Dataset rows describing interfaces:
|---|
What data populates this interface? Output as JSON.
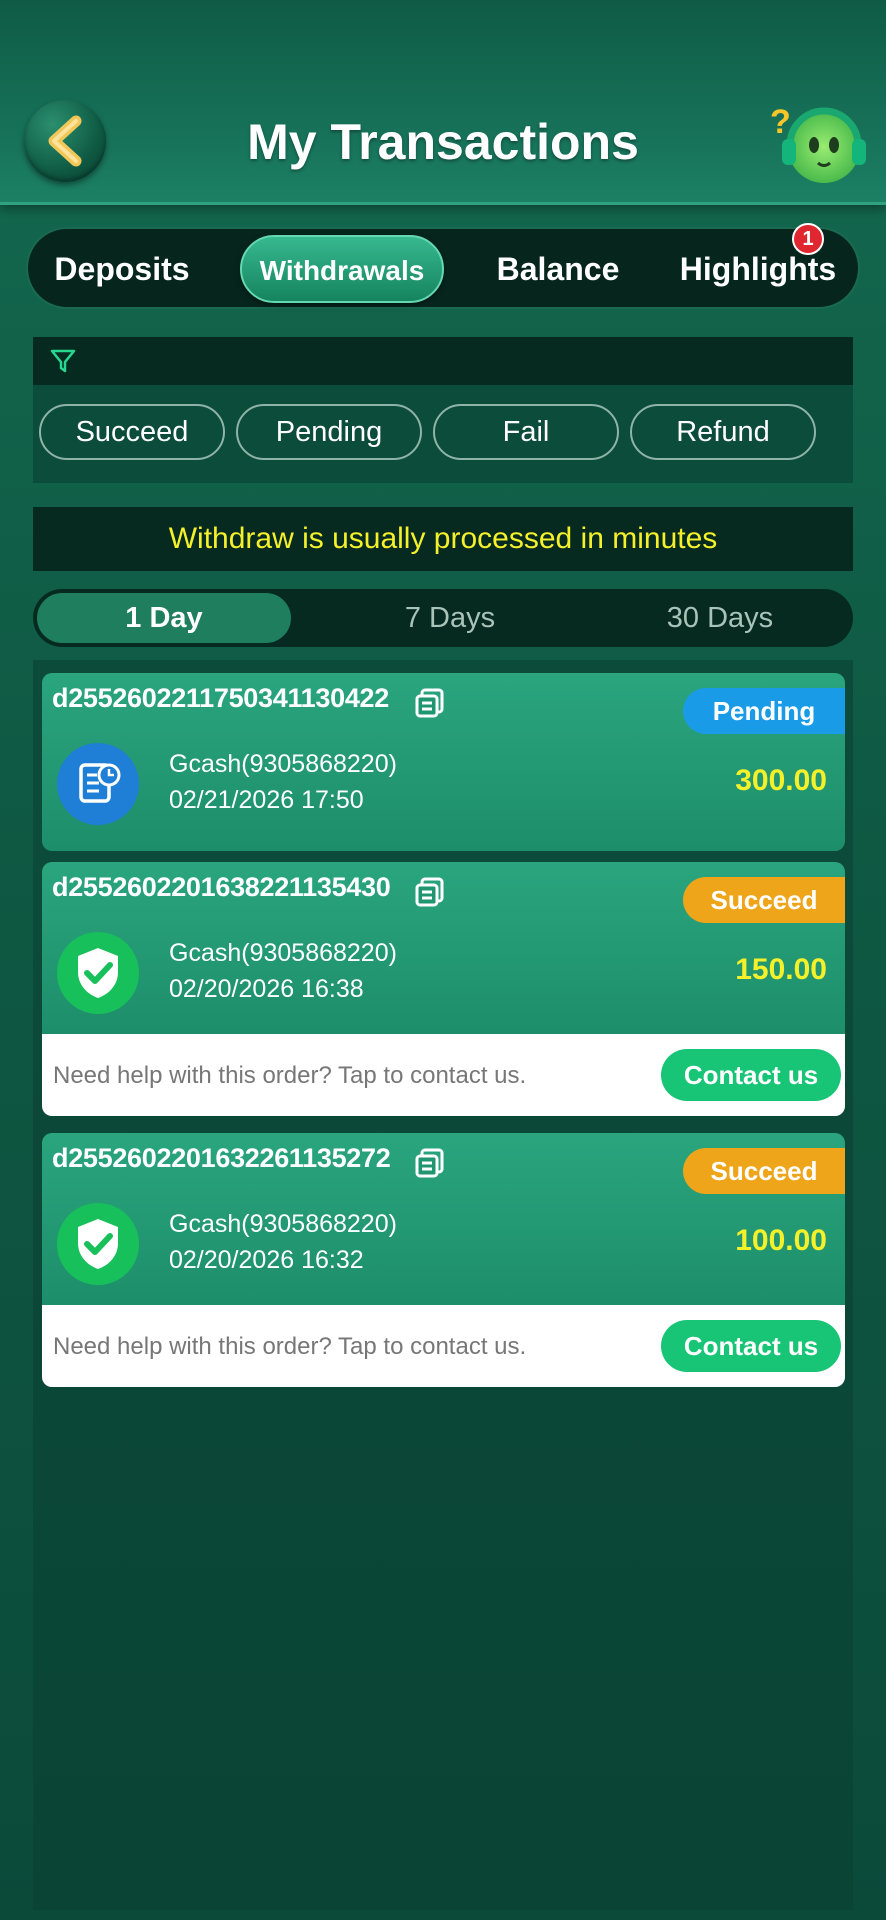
{
  "header": {
    "title": "My Transactions",
    "back_icon": "chevron-left-icon",
    "support_icon": "support-headset-icon"
  },
  "main_tabs": [
    {
      "label": "Deposits",
      "active": false
    },
    {
      "label": "Withdrawals",
      "active": true
    },
    {
      "label": "Balance",
      "active": false
    },
    {
      "label": "Highlights",
      "active": false,
      "badge": "1"
    }
  ],
  "filter": {
    "icon": "filter-icon",
    "chips": [
      "Succeed",
      "Pending",
      "Fail",
      "Refund"
    ]
  },
  "notice": "Withdraw is usually processed in minutes",
  "day_tabs": [
    {
      "label": "1 Day",
      "active": true
    },
    {
      "label": "7 Days",
      "active": false
    },
    {
      "label": "30 Days",
      "active": false
    }
  ],
  "transactions": [
    {
      "id": "d2552602211750341130422",
      "status": "Pending",
      "method": "Gcash(9305868220)",
      "date": "02/21/2026 17:50",
      "amount": "300.00"
    },
    {
      "id": "d2552602201638221135430",
      "status": "Succeed",
      "method": "Gcash(9305868220)",
      "date": "02/20/2026 16:38",
      "amount": "150.00",
      "help_text": "Need help with this order? Tap to contact us.",
      "contact_label": "Contact us"
    },
    {
      "id": "d2552602201632261135272",
      "status": "Succeed",
      "method": "Gcash(9305868220)",
      "date": "02/20/2026 16:32",
      "amount": "100.00",
      "help_text": "Need help with this order? Tap to contact us.",
      "contact_label": "Contact us"
    }
  ],
  "colors": {
    "accent_green": "#18c576",
    "pending_blue": "#1a9be8",
    "succeed_orange": "#eea51a",
    "amount_yellow": "#f4f02a",
    "notice_yellow": "#f4f02a"
  }
}
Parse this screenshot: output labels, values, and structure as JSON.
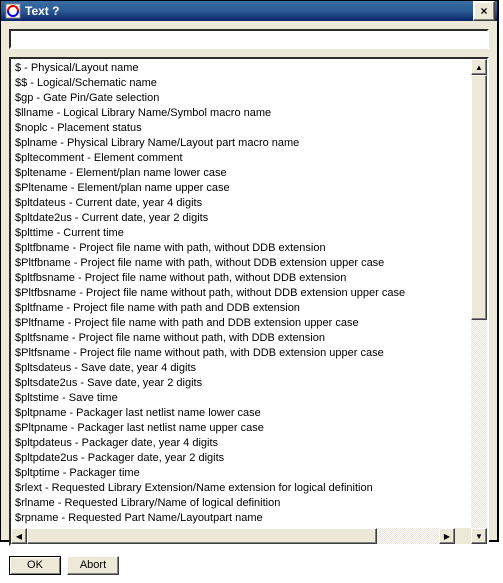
{
  "window": {
    "title": "Text ?"
  },
  "input": {
    "value": "",
    "placeholder": ""
  },
  "buttons": {
    "ok": "OK",
    "abort": "Abort",
    "close": "×"
  },
  "scroll": {
    "up": "▲",
    "down": "▼",
    "left": "◀",
    "right": "▶"
  },
  "list": [
    "$ - Physical/Layout name",
    "$$ - Logical/Schematic name",
    "$gp - Gate Pin/Gate selection",
    "$llname - Logical Library Name/Symbol macro name",
    "$noplc - Placement status",
    "$plname - Physical Library Name/Layout part macro name",
    "$pltecomment - Element comment",
    "$pltename - Element/plan name lower case",
    "$Pltename - Element/plan name upper case",
    "$pltdateus - Current date, year 4 digits",
    "$pltdate2us - Current date, year 2 digits",
    "$plttime - Current time",
    "$pltfbname - Project file name with path, without DDB extension",
    "$Pltfbname - Project file name with path, without DDB extension upper case",
    "$pltfbsname - Project file name without path, without DDB extension",
    "$Pltfbsname - Project file name without path, without DDB extension upper case",
    "$pltfname - Project file name with path and DDB extension",
    "$Pltfname - Project file name with path and DDB extension upper case",
    "$pltfsname - Project file name without path, with DDB extension",
    "$Pltfsname - Project file name without path, with DDB extension upper case",
    "$pltsdateus - Save date, year 4 digits",
    "$pltsdate2us - Save date, year 2 digits",
    "$pltstime - Save time",
    "$pltpname - Packager last netlist name lower case",
    "$Pltpname - Packager last netlist name upper case",
    "$pltpdateus - Packager date, year 4 digits",
    "$pltpdate2us - Packager date, year 2 digits",
    "$pltptime - Packager time",
    "$rlext - Requested Library Extension/Name extension for logical definition",
    "$rlname - Requested Library/Name of logical definition",
    "$rpname - Requested Part Name/Layoutpart name"
  ]
}
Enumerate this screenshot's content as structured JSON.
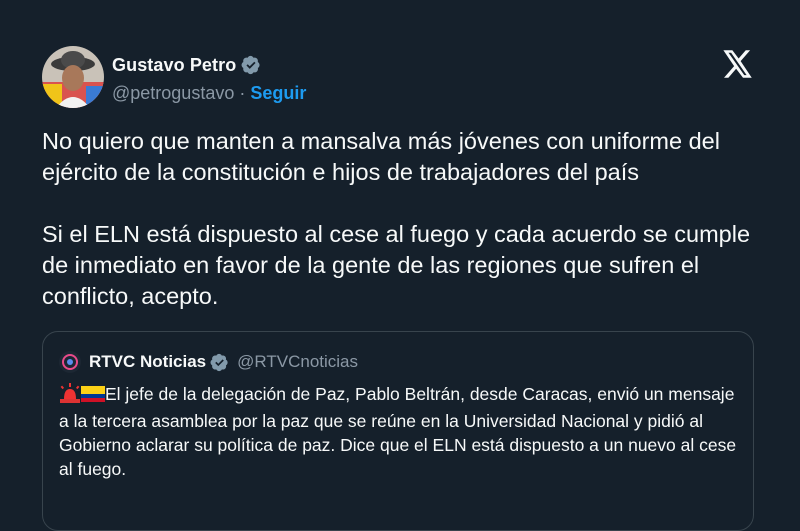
{
  "author": {
    "display_name": "Gustavo Petro",
    "handle": "@petrogustavo",
    "separator": "·",
    "follow_label": "Seguir"
  },
  "platform_icon": "x-logo-icon",
  "tweet": {
    "paragraphs": [
      "No quiero que manten a mansalva más jóvenes con uniforme del ejército de la constitución e hijos de trabajadores del país",
      "Si el ELN está dispuesto al cese al fuego y cada acuerdo se cumple de inmediato en favor de la gente de las regiones que sufren el conflicto, acepto."
    ]
  },
  "quoted_tweet": {
    "display_name": "RTVC Noticias",
    "handle": "@RTVCnoticias",
    "text": "El jefe de la delegación de Paz, Pablo Beltrán, desde Caracas, envió un mensaje a la tercera asamblea por la paz que se reúne en la Universidad Nacional y pidió al Gobierno aclarar su política de paz. Dice que el ELN está dispuesto a un nuevo al cese al fuego."
  },
  "colors": {
    "background": "#15202b",
    "text": "#f7f9f9",
    "secondary_text": "#8b98a5",
    "accent": "#1d9bf0",
    "border": "#38444d",
    "verified_badge": "#829aab"
  }
}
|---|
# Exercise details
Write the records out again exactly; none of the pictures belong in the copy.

# Completed exercise
What data populates this interface? Output as JSON.
{
  "header": {
    "title": "My Transactions",
    "back_icon": "chevron-left-icon",
    "support_icon": "support-headset-icon"
  },
  "main_tabs": [
    {
      "label": "Deposits",
      "active": false
    },
    {
      "label": "Withdrawals",
      "active": true
    },
    {
      "label": "Balance",
      "active": false
    },
    {
      "label": "Highlights",
      "active": false,
      "badge": "1"
    }
  ],
  "filter": {
    "icon": "filter-icon",
    "chips": [
      "Succeed",
      "Pending",
      "Fail",
      "Refund"
    ]
  },
  "notice": "Withdraw is usually processed in minutes",
  "day_tabs": [
    {
      "label": "1 Day",
      "active": true
    },
    {
      "label": "7 Days",
      "active": false
    },
    {
      "label": "30 Days",
      "active": false
    }
  ],
  "transactions": [
    {
      "id": "d2552602211750341130422",
      "status": "Pending",
      "method": "Gcash(9305868220)",
      "date": "02/21/2026 17:50",
      "amount": "300.00"
    },
    {
      "id": "d2552602201638221135430",
      "status": "Succeed",
      "method": "Gcash(9305868220)",
      "date": "02/20/2026 16:38",
      "amount": "150.00",
      "help_text": "Need help with this order? Tap to contact us.",
      "contact_label": "Contact us"
    },
    {
      "id": "d2552602201632261135272",
      "status": "Succeed",
      "method": "Gcash(9305868220)",
      "date": "02/20/2026 16:32",
      "amount": "100.00",
      "help_text": "Need help with this order? Tap to contact us.",
      "contact_label": "Contact us"
    }
  ],
  "colors": {
    "accent_green": "#18c576",
    "pending_blue": "#1a9be8",
    "succeed_orange": "#eea51a",
    "amount_yellow": "#f4f02a",
    "notice_yellow": "#f4f02a"
  }
}
Parse this screenshot: output labels, values, and structure as JSON.
{
  "window": {
    "title": "Text ?"
  },
  "input": {
    "value": "",
    "placeholder": ""
  },
  "buttons": {
    "ok": "OK",
    "abort": "Abort",
    "close": "×"
  },
  "scroll": {
    "up": "▲",
    "down": "▼",
    "left": "◀",
    "right": "▶"
  },
  "list": [
    "$ - Physical/Layout name",
    "$$ - Logical/Schematic name",
    "$gp - Gate Pin/Gate selection",
    "$llname - Logical Library Name/Symbol macro name",
    "$noplc - Placement status",
    "$plname - Physical Library Name/Layout part macro name",
    "$pltecomment - Element comment",
    "$pltename - Element/plan name lower case",
    "$Pltename - Element/plan name upper case",
    "$pltdateus - Current date, year 4 digits",
    "$pltdate2us - Current date, year 2 digits",
    "$plttime - Current time",
    "$pltfbname - Project file name with path, without DDB extension",
    "$Pltfbname - Project file name with path, without DDB extension upper case",
    "$pltfbsname - Project file name without path, without DDB extension",
    "$Pltfbsname - Project file name without path, without DDB extension upper case",
    "$pltfname - Project file name with path and DDB extension",
    "$Pltfname - Project file name with path and DDB extension upper case",
    "$pltfsname - Project file name without path, with DDB extension",
    "$Pltfsname - Project file name without path, with DDB extension upper case",
    "$pltsdateus - Save date, year 4 digits",
    "$pltsdate2us - Save date, year 2 digits",
    "$pltstime - Save time",
    "$pltpname - Packager last netlist name lower case",
    "$Pltpname - Packager last netlist name upper case",
    "$pltpdateus - Packager date, year 4 digits",
    "$pltpdate2us - Packager date, year 2 digits",
    "$pltptime - Packager time",
    "$rlext - Requested Library Extension/Name extension for logical definition",
    "$rlname - Requested Library/Name of logical definition",
    "$rpname - Requested Part Name/Layoutpart name"
  ]
}
Enumerate this screenshot's content as structured JSON.
{
  "author": {
    "display_name": "Gustavo Petro",
    "handle": "@petrogustavo",
    "separator": "·",
    "follow_label": "Seguir"
  },
  "platform_icon": "x-logo-icon",
  "tweet": {
    "paragraphs": [
      "No quiero que manten a mansalva más jóvenes con uniforme del ejército de la constitución e hijos de trabajadores del país",
      "Si el ELN está dispuesto al cese al fuego y cada acuerdo se cumple de inmediato en favor de la gente de las regiones que sufren el conflicto, acepto."
    ]
  },
  "quoted_tweet": {
    "display_name": "RTVC Noticias",
    "handle": "@RTVCnoticias",
    "text": "El jefe de la delegación de Paz, Pablo Beltrán, desde Caracas, envió un mensaje a la tercera asamblea por la paz que se reúne en la Universidad Nacional y pidió al Gobierno aclarar su política de paz. Dice que el ELN está dispuesto a un nuevo al cese al fuego."
  },
  "colors": {
    "background": "#15202b",
    "text": "#f7f9f9",
    "secondary_text": "#8b98a5",
    "accent": "#1d9bf0",
    "border": "#38444d",
    "verified_badge": "#829aab"
  }
}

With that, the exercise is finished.